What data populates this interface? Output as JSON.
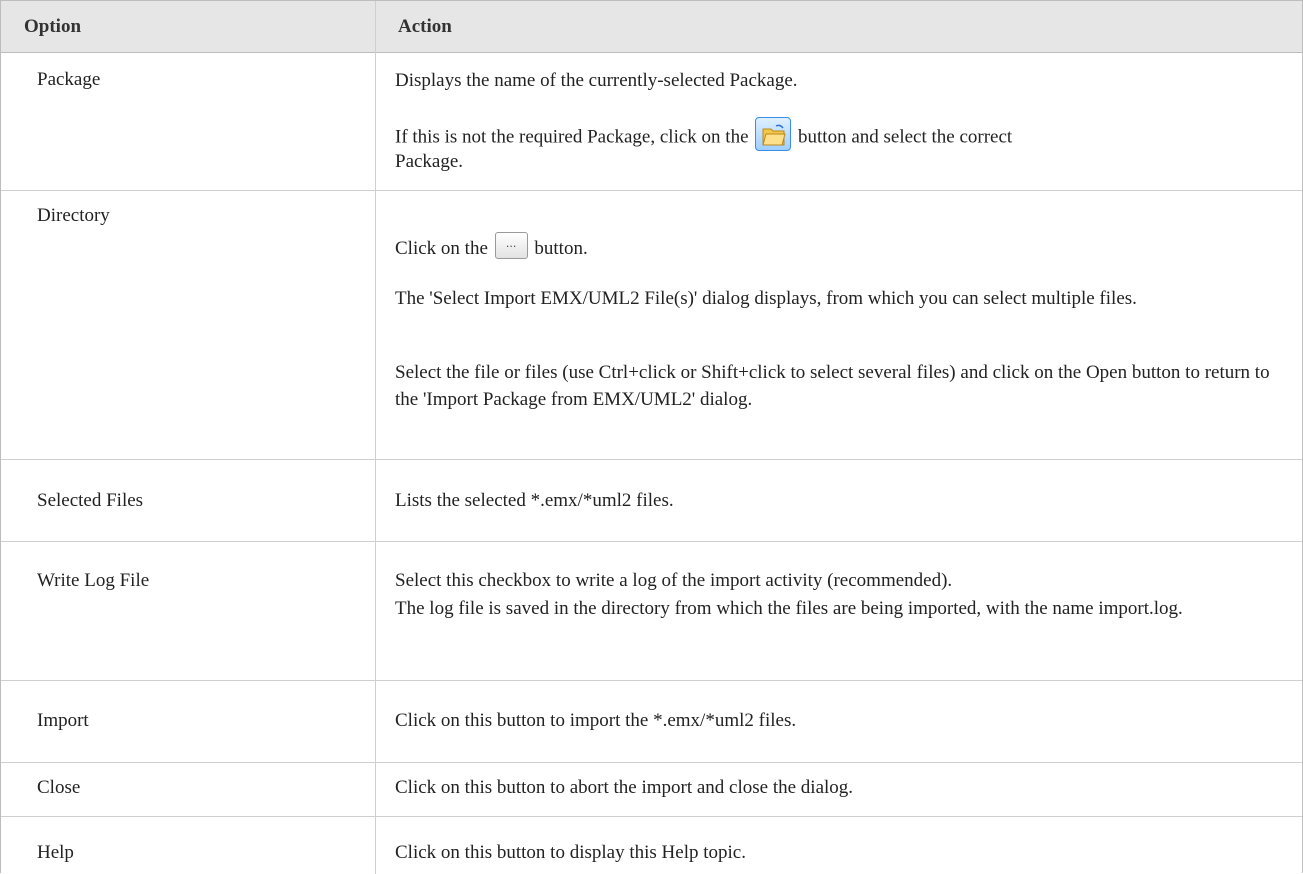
{
  "table": {
    "headers": [
      "Option",
      "Action"
    ],
    "rows": [
      {
        "option": "Package",
        "lines": [
          "Displays the name of the currently-selected Package.",
          "If this is not the required Package, click on the",
          "button and select the correct",
          "Package."
        ]
      },
      {
        "option": "Directory",
        "lines": [
          "Click on the",
          "button.",
          "The 'Select Import EMX/UML2 File(s)' dialog displays, from which you can select multiple files.",
          "Select the file or files (use Ctrl+click or Shift+click to select several files) and click on the Open button to return to the 'Import Package from EMX/UML2' dialog."
        ]
      },
      {
        "option": "Selected Files",
        "lines": [
          "Lists the selected *.emx/*uml2 files."
        ]
      },
      {
        "option": "Write Log File",
        "lines": [
          "Select this checkbox to write a log of the import activity (recommended).",
          "The log file is saved in the directory from which the files are being imported, with the name import.log."
        ]
      },
      {
        "option": "Import",
        "lines": [
          "Click on this button to import the *.emx/*uml2 files."
        ]
      },
      {
        "option": "Close",
        "lines": [
          "Click on this button to abort the import and close the dialog."
        ]
      },
      {
        "option": "Help",
        "lines": [
          "Click on this button to display this Help topic."
        ]
      }
    ]
  },
  "icons": {
    "package_button": "folder-open-icon",
    "directory_button": "ellipsis-icon",
    "dots": "..."
  }
}
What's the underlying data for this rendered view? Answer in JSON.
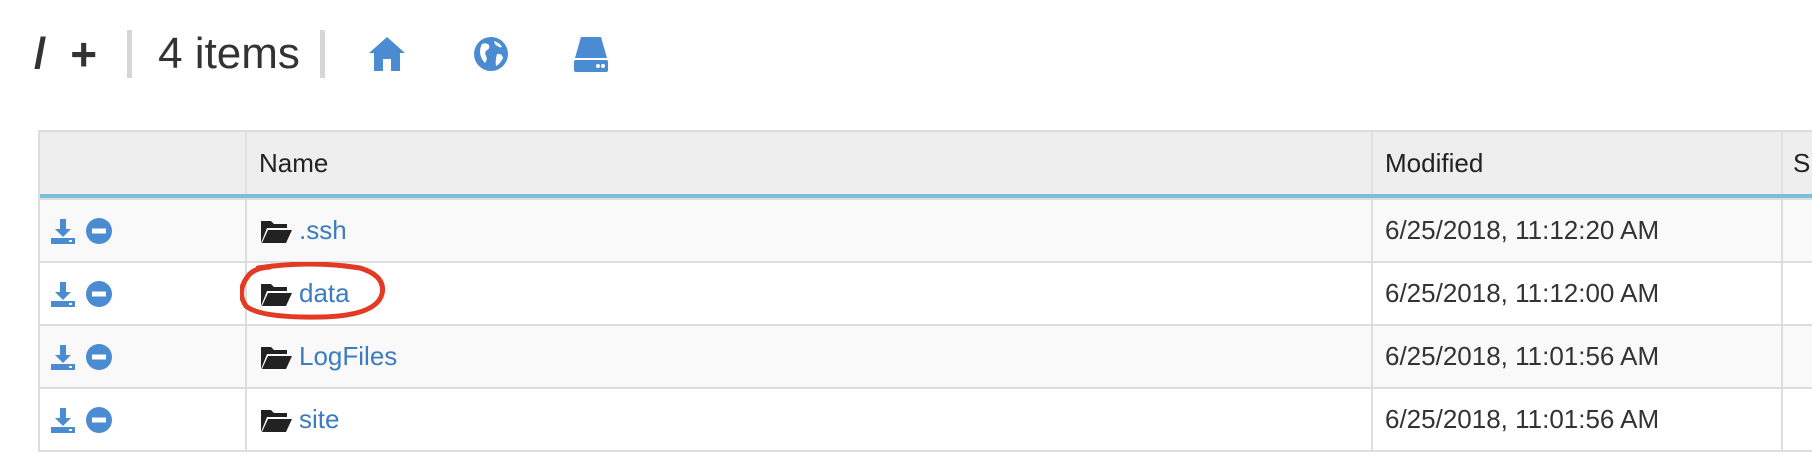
{
  "header": {
    "root_label": "/",
    "add_label": "+",
    "item_count": "4 items",
    "icons": [
      "home-icon",
      "globe-icon",
      "drive-icon"
    ]
  },
  "table": {
    "columns": [
      "Name",
      "Modified",
      "S"
    ],
    "rows": [
      {
        "name": ".ssh",
        "modified": "6/25/2018, 11:12:20 AM"
      },
      {
        "name": "data",
        "modified": "6/25/2018, 11:12:00 AM"
      },
      {
        "name": "LogFiles",
        "modified": "6/25/2018, 11:01:56 AM"
      },
      {
        "name": "site",
        "modified": "6/25/2018, 11:01:56 AM"
      }
    ],
    "row_icons": [
      "download-icon",
      "remove-icon",
      "folder-open-icon"
    ]
  },
  "colors": {
    "accent": "#3d7cbf",
    "icon_blue": "#4a8bd1",
    "header_border": "#7cbfd9",
    "annotation": "#e23a23"
  }
}
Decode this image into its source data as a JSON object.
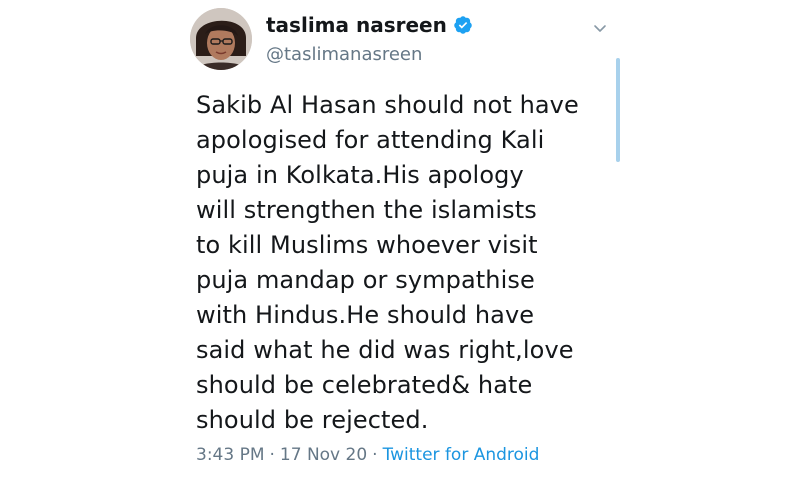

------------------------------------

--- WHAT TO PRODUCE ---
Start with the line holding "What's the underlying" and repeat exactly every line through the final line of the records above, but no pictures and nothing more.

--- RESULT FOR THIS TASK ---
What's the underlying data for this rendered view? Answer in JSON.
{
  "header": {
    "root_label": "/",
    "add_label": "+",
    "item_count": "4 items",
    "icons": [
      "home-icon",
      "globe-icon",
      "drive-icon"
    ]
  },
  "table": {
    "columns": [
      "Name",
      "Modified",
      "S"
    ],
    "rows": [
      {
        "name": ".ssh",
        "modified": "6/25/2018, 11:12:20 AM"
      },
      {
        "name": "data",
        "modified": "6/25/2018, 11:12:00 AM"
      },
      {
        "name": "LogFiles",
        "modified": "6/25/2018, 11:01:56 AM"
      },
      {
        "name": "site",
        "modified": "6/25/2018, 11:01:56 AM"
      }
    ],
    "row_icons": [
      "download-icon",
      "remove-icon",
      "folder-open-icon"
    ]
  },
  "colors": {
    "accent": "#3d7cbf",
    "icon_blue": "#4a8bd1",
    "header_border": "#7cbfd9",
    "annotation": "#e23a23"
  }
}
Decode this image into its source data as a JSON object.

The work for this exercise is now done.